We were interrupted as I went through the security checkpoint at the entrance to the Capitol. Cruz paused until I had been cleared, then jumped in exactly where he had left off.
“I don’t think we’re there yet, but there is an urgency to these fiscal and economic issues unlike anything I’ve ever seen before.”
“That reminds me of what President Obama used to say during the primary in 2008, when people asked him why he was running for president after only a few years in the Senate,” I said. “He would say, ‘There’s a thing called “too late,” and that hour is almost here.’ ”
We stared at each other for a moment.
“I didn’t know he said that,” Cruz said innocently.
“I thought it was remarkable,” I said. “Especially in a primary.”
For the first and last time since I began interviewing him, in July, Cruz said nothing at all in response.
It was during the course of writing that profile that I came to understand what I think of as “the Cruz code”: the experiences and character traits that underlie his thinking and drive his actions and rhetoric. Since then, I’ve found that this understanding has helped me explain his reasoning, and even predict his behavior, time and time again. The fact that I cracked the Cruz code several years ago is one of the main reasons my subsequent commentary on his presidential campaign has been oddly accurate. It’s also why I’m able to say, with confidence, that Cruz is far less alarming as a potential president than his critics believe, or would like you to think.
And frankly, it’s been nice, as a political journalist, to have started the election cycle with such a good sense of who Cruz is, and what drives him. It’s saved me from having to spend months trundling around Iowa, freezing, forlorn, and trying to make sense of the man. It’s allowed me to lounge in Austin, waiting for intrepid reporters to file their dispatches from the road; I’d like to take a special moment to recognize the Texas Tribune’s Patrick Svitek, who has emerged as an absolute star of the 2016 traveling political press.

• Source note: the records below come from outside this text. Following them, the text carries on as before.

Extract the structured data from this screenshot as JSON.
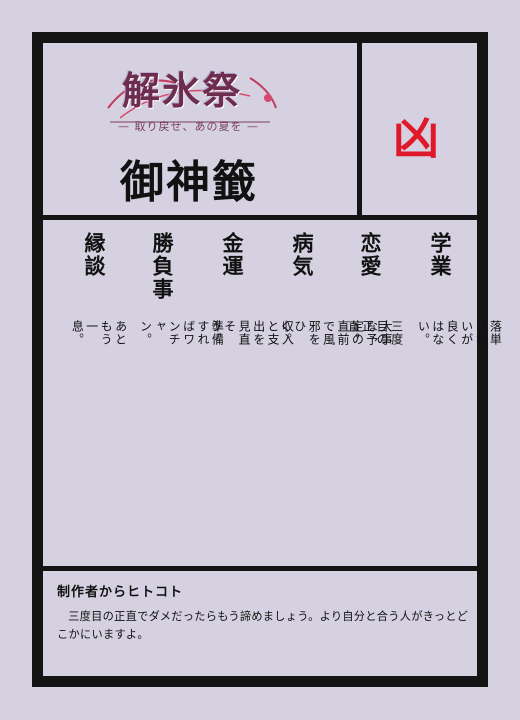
{
  "logo": {
    "title": "解氷祭",
    "subtitle": "— 取り戻せ、あの夏を —"
  },
  "page_title": "御神籤",
  "fortune": "凶",
  "columns": [
    {
      "id": "study",
      "heading": "学業",
      "text": "落単はないが良くはない。"
    },
    {
      "id": "love",
      "heading": "恋愛",
      "text": "三度目の正直。"
    },
    {
      "id": "illness",
      "heading": "病気",
      "text": "大事な予定の直前で風邪をひく。"
    },
    {
      "id": "money",
      "heading": "金運",
      "text": "収入と支出を見直そう。"
    },
    {
      "id": "contest",
      "heading": "勝負事",
      "text": "準備すればワンチャン。"
    },
    {
      "id": "marriage",
      "heading": "縁談",
      "text": "あともう一息。"
    }
  ],
  "comment": {
    "title": "制作者からヒトコト",
    "text": "三度目の正直でダメだったらもう諦めましょう。より自分と合う人がきっとどこかにいますよ。"
  },
  "colors": {
    "background": "#d5d1e1",
    "frame": "#141414",
    "fortune_red": "#e0192a",
    "logo": "#6e2d4e"
  }
}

Next week, though, I will be in Iowa to watch events unfold. I expect things will culminate in a caucus victory for Cruz, whose many critics should take a moment to recognize that he’s already far outperformed the expectations of those who were dismissing him, three years ago, as nothing more than a “whacko bird.” And the time has come for me to let the rest of the world take a look at the user’s manual I’ve found so helpful. So mark your calendars for next Tuesday: here at Texas Monthly, we’ll offer you ten rules for making sense of Ted Cruz.
In the meantime, for those who haven’t already: read the aforementioned profile, “The Man in the Arena.” It holds up. And it contains the answers to some of the questions Americans are currently wrestling with. Would Cruz’s nomination result in “cataclysmic” losses, as Dole warns? No one can say for sure, but it occurred to me back then to ask if he minds losing a fight:
“Not at all. If you never lose a fight, then you’re not taking on anything of consequence or anything difficult. I’m a big believer in Teddy Roosevelt’s famous speech—which, indeed, for years has hung on the wall of my office—about the man in the arena whose face is marred by blood and sweat and who may know victories or defeats but is actually fighting to make a difference.”
As we headed up the Capitol steps, I realized that Cruz’s response to the previous question reminded me of something I had mentally summarized as the Barry Goldwater scenario—the prospect that Cruz could be the kind of Republican who could win the party’s presidential nomination but alarm voters in a general election, just as Goldwater had in 1964 against LBJ.
“If you had a Goldwater scenario, that would be okay with you?”
Read on. And return on Tuesday.